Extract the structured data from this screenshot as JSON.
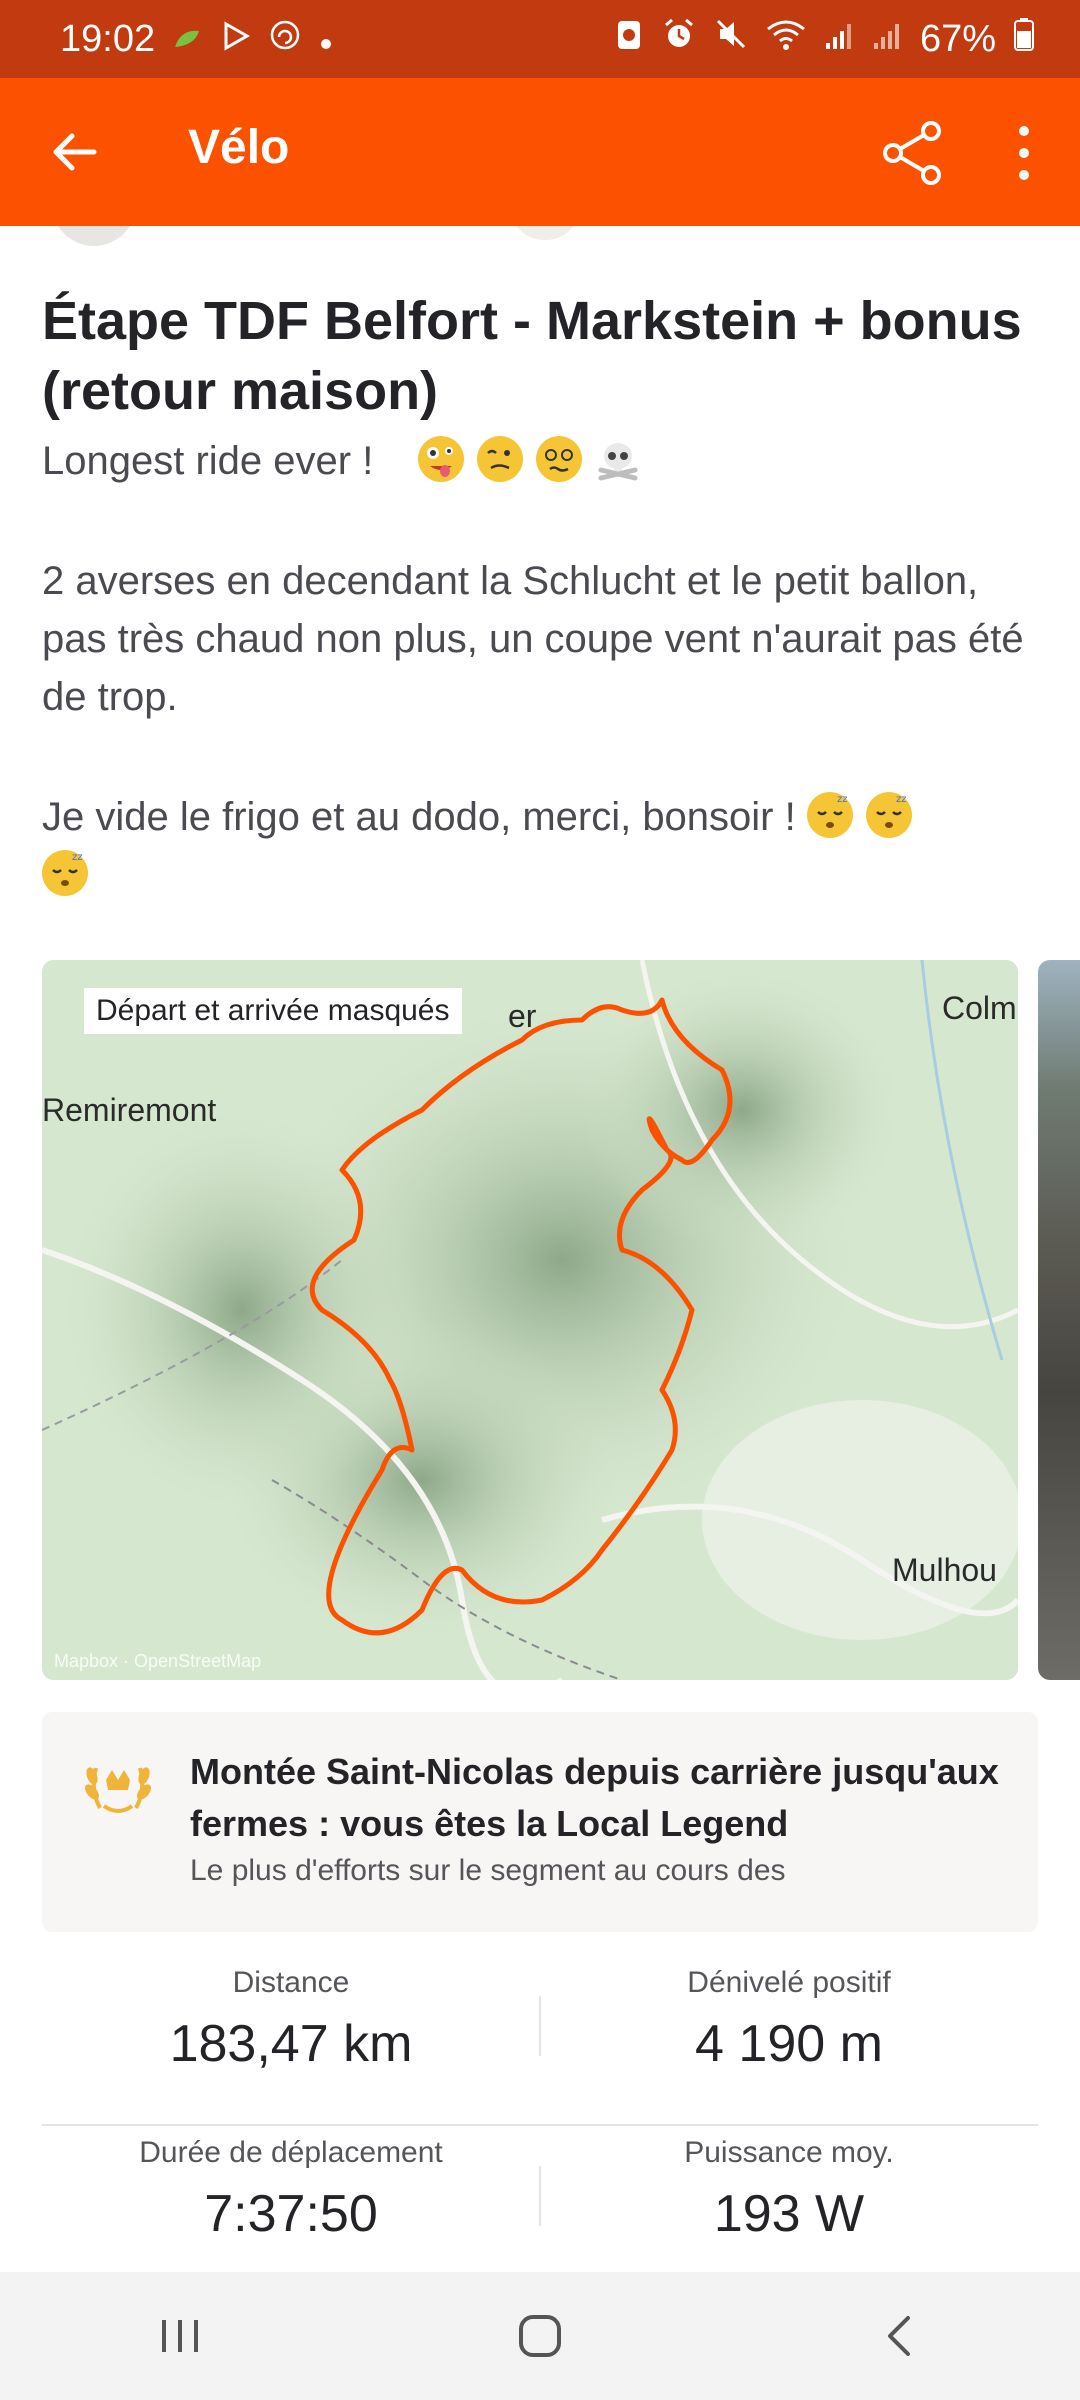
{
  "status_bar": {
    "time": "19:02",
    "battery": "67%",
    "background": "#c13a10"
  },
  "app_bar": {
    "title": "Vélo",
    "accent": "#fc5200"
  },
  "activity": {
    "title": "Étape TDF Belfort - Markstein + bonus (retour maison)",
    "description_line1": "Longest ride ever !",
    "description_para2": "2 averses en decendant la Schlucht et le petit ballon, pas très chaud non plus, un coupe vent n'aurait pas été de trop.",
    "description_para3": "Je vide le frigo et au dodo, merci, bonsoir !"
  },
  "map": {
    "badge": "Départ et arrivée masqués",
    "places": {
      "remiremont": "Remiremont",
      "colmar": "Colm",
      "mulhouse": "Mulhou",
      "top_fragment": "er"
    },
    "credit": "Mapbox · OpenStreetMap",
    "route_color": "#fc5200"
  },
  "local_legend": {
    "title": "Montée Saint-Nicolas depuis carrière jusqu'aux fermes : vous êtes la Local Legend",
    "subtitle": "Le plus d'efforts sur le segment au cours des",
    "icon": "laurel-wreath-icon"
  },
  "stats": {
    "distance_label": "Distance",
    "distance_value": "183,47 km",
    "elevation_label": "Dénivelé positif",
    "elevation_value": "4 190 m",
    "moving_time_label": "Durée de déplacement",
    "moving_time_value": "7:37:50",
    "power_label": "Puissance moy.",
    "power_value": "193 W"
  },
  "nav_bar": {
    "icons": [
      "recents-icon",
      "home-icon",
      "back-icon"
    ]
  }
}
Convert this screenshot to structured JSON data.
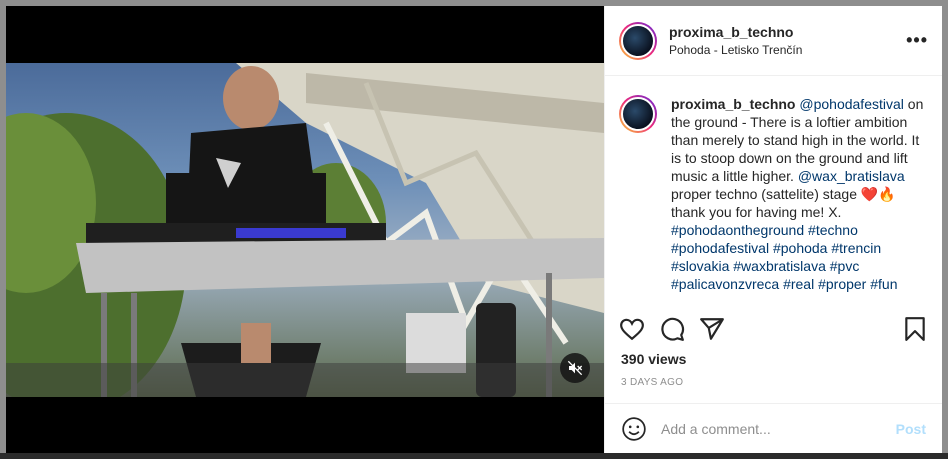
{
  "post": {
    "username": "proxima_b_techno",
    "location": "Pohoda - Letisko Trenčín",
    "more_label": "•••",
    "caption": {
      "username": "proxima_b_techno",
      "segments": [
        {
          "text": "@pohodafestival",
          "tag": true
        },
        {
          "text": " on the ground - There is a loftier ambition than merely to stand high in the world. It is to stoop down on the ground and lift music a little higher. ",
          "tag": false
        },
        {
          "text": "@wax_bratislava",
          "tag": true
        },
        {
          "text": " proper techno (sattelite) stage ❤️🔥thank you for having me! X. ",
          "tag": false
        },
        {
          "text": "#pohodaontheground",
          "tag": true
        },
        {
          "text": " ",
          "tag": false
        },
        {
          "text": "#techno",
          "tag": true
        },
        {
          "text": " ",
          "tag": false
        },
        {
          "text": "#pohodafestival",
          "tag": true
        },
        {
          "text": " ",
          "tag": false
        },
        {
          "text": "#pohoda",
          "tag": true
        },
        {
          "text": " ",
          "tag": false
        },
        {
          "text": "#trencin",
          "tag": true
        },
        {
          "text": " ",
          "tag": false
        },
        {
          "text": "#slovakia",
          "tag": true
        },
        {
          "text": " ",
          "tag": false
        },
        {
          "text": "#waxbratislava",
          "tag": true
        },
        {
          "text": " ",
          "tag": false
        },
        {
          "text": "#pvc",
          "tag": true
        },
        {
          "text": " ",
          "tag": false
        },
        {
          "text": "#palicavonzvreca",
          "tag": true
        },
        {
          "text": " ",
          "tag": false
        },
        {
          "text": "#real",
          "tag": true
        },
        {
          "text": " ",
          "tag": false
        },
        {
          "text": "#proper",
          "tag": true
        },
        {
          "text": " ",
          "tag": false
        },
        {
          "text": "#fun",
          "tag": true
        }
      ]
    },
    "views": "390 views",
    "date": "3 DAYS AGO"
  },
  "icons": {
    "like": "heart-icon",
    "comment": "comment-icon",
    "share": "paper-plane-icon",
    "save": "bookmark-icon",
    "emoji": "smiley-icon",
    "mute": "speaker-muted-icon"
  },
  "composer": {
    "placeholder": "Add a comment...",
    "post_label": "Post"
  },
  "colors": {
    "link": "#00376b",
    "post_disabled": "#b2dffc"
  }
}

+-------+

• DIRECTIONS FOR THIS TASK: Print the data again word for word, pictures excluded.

• RESPONSE TO THIS EXERCISE:
Extract the structured data from this screenshot as JSON.
{
  "status_bar": {
    "time": "19:02",
    "battery": "67%",
    "background": "#c13a10"
  },
  "app_bar": {
    "title": "Vélo",
    "accent": "#fc5200"
  },
  "activity": {
    "title": "Étape TDF Belfort - Markstein + bonus (retour maison)",
    "description_line1": "Longest ride ever !",
    "description_para2": "2 averses en decendant la Schlucht et le petit ballon, pas très chaud non plus, un coupe vent n'aurait pas été de trop.",
    "description_para3": "Je vide le frigo et au dodo, merci, bonsoir !"
  },
  "map": {
    "badge": "Départ et arrivée masqués",
    "places": {
      "remiremont": "Remiremont",
      "colmar": "Colm",
      "mulhouse": "Mulhou",
      "top_fragment": "er"
    },
    "credit": "Mapbox · OpenStreetMap",
    "route_color": "#fc5200"
  },
  "local_legend": {
    "title": "Montée Saint-Nicolas depuis carrière jusqu'aux fermes : vous êtes la Local Legend",
    "subtitle": "Le plus d'efforts sur le segment au cours des",
    "icon": "laurel-wreath-icon"
  },
  "stats": {
    "distance_label": "Distance",
    "distance_value": "183,47 km",
    "elevation_label": "Dénivelé positif",
    "elevation_value": "4 190 m",
    "moving_time_label": "Durée de déplacement",
    "moving_time_value": "7:37:50",
    "power_label": "Puissance moy.",
    "power_value": "193 W"
  },
  "nav_bar": {
    "icons": [
      "recents-icon",
      "home-icon",
      "back-icon"
    ]
  }
}
Convert this screenshot to structured JSON data.
{
  "post": {
    "username": "proxima_b_techno",
    "location": "Pohoda - Letisko Trenčín",
    "more_label": "•••",
    "caption": {
      "username": "proxima_b_techno",
      "segments": [
        {
          "text": "@pohodafestival",
          "tag": true
        },
        {
          "text": " on the ground - There is a loftier ambition than merely to stand high in the world. It is to stoop down on the ground and lift music a little higher. ",
          "tag": false
        },
        {
          "text": "@wax_bratislava",
          "tag": true
        },
        {
          "text": " proper techno (sattelite) stage ❤️🔥thank you for having me! X. ",
          "tag": false
        },
        {
          "text": "#pohodaontheground",
          "tag": true
        },
        {
          "text": " ",
          "tag": false
        },
        {
          "text": "#techno",
          "tag": true
        },
        {
          "text": " ",
          "tag": false
        },
        {
          "text": "#pohodafestival",
          "tag": true
        },
        {
          "text": " ",
          "tag": false
        },
        {
          "text": "#pohoda",
          "tag": true
        },
        {
          "text": " ",
          "tag": false
        },
        {
          "text": "#trencin",
          "tag": true
        },
        {
          "text": " ",
          "tag": false
        },
        {
          "text": "#slovakia",
          "tag": true
        },
        {
          "text": " ",
          "tag": false
        },
        {
          "text": "#waxbratislava",
          "tag": true
        },
        {
          "text": " ",
          "tag": false
        },
        {
          "text": "#pvc",
          "tag": true
        },
        {
          "text": " ",
          "tag": false
        },
        {
          "text": "#palicavonzvreca",
          "tag": true
        },
        {
          "text": " ",
          "tag": false
        },
        {
          "text": "#real",
          "tag": true
        },
        {
          "text": " ",
          "tag": false
        },
        {
          "text": "#proper",
          "tag": true
        },
        {
          "text": " ",
          "tag": false
        },
        {
          "text": "#fun",
          "tag": true
        }
      ]
    },
    "views": "390 views",
    "date": "3 DAYS AGO"
  },
  "icons": {
    "like": "heart-icon",
    "comment": "comment-icon",
    "share": "paper-plane-icon",
    "save": "bookmark-icon",
    "emoji": "smiley-icon",
    "mute": "speaker-muted-icon"
  },
  "composer": {
    "placeholder": "Add a comment...",
    "post_label": "Post"
  },
  "colors": {
    "link": "#00376b",
    "post_disabled": "#b2dffc"
  }
}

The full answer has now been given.